Ever wondered why some people seem to feel less pain than others? The answer could lie in mindfulness, which could be targeted in the development of effective pain therapies, researchers say.
The findings showed that people with higher dispositional mindfulness during painful experience showed greater deactivation in a brain region called the posterior cingulate cortex -- a central neural node of the default mode network.
They also experienced less pain.
Conversely, those with lower mindfulness ratings had greater activation of this part of the brain and also felt more pain.
"Mindfulness is related to being aware of the present moment without too much emotional reaction or judgment," said lead author Fadel Zeidan, Assistant Professor at the Wake Forest Baptist Medical Centre in North Carolina, US.
"We now know that some people are more mindful than others, and those people seemingly feel less pain," Zeidan added.
For the study, published in the journal PAIN, the team analysed nearly 100 healthy volunteers to determine if dispositional mindfulness, an individual's innate or natural level of mindfulness, was associated with lower pain sensitivity and to identify what brain mechanisms were involved.
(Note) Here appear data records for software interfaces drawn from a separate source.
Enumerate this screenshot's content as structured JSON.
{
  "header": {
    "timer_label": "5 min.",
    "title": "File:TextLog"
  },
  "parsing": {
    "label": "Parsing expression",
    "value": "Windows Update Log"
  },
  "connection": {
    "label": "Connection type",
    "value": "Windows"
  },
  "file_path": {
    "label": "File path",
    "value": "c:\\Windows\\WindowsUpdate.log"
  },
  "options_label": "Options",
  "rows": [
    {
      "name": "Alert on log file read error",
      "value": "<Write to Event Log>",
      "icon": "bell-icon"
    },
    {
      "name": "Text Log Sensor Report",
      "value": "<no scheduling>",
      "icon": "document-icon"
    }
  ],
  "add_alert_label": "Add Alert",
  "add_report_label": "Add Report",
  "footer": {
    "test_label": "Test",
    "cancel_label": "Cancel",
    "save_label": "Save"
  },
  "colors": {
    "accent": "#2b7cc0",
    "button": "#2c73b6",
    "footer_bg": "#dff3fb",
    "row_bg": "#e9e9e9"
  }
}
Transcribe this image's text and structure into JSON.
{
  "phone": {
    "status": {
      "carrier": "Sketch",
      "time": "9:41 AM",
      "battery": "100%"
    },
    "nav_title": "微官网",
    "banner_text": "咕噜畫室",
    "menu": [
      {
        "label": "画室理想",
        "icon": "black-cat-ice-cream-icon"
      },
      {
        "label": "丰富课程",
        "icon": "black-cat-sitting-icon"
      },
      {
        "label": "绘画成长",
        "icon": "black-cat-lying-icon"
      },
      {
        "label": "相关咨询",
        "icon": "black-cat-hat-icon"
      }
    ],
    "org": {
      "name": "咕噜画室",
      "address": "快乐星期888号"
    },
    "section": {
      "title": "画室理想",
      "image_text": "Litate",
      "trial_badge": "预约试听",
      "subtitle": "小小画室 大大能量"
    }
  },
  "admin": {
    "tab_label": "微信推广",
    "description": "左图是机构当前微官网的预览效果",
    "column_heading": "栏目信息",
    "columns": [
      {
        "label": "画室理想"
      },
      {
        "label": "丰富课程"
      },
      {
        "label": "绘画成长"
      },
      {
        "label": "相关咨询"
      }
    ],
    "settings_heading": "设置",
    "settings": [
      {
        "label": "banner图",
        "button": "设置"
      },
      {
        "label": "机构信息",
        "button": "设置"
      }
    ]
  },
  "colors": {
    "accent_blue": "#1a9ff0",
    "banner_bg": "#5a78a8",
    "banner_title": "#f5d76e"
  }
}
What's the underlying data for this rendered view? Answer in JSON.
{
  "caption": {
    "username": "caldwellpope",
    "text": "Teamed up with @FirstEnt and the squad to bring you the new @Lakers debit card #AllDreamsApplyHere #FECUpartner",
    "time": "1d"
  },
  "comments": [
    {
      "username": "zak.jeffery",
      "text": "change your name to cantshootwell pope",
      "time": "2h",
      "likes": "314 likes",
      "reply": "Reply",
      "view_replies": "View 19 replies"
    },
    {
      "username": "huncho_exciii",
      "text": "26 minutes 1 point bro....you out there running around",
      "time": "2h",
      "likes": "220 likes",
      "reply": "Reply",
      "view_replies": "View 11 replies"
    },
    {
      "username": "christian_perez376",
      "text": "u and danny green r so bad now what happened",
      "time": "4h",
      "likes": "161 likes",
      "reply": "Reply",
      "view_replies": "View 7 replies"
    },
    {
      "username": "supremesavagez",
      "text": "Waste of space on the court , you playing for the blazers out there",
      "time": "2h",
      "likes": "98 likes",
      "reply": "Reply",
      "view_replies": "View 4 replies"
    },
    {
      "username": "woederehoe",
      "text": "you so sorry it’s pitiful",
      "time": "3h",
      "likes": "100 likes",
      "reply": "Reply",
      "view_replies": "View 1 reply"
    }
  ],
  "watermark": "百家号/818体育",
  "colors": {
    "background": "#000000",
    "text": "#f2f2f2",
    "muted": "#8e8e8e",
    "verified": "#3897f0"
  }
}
Then, while undergoing functional magnetic resonance imaging, they were administered painful heat stimulation (120°F).
The default mode network extends from the posterior cingulate cortex to the medial prefrontal cortex of the brain. These two brain regions continuously feed information back and forth. This network is associated with processing feelings of self and mind wandering, Zeidan said.
"Importantly this work shows that we should consider one's level of mindfulness when calculating why and how one feels less or more pain.
"Based on our earlier research, we know we can increase mindfulness through relatively short periods of mindfulness meditation training, so this may prove to be an effective way to provide pain relief for the millions of people suffering from chronic pain," Zeidan noted.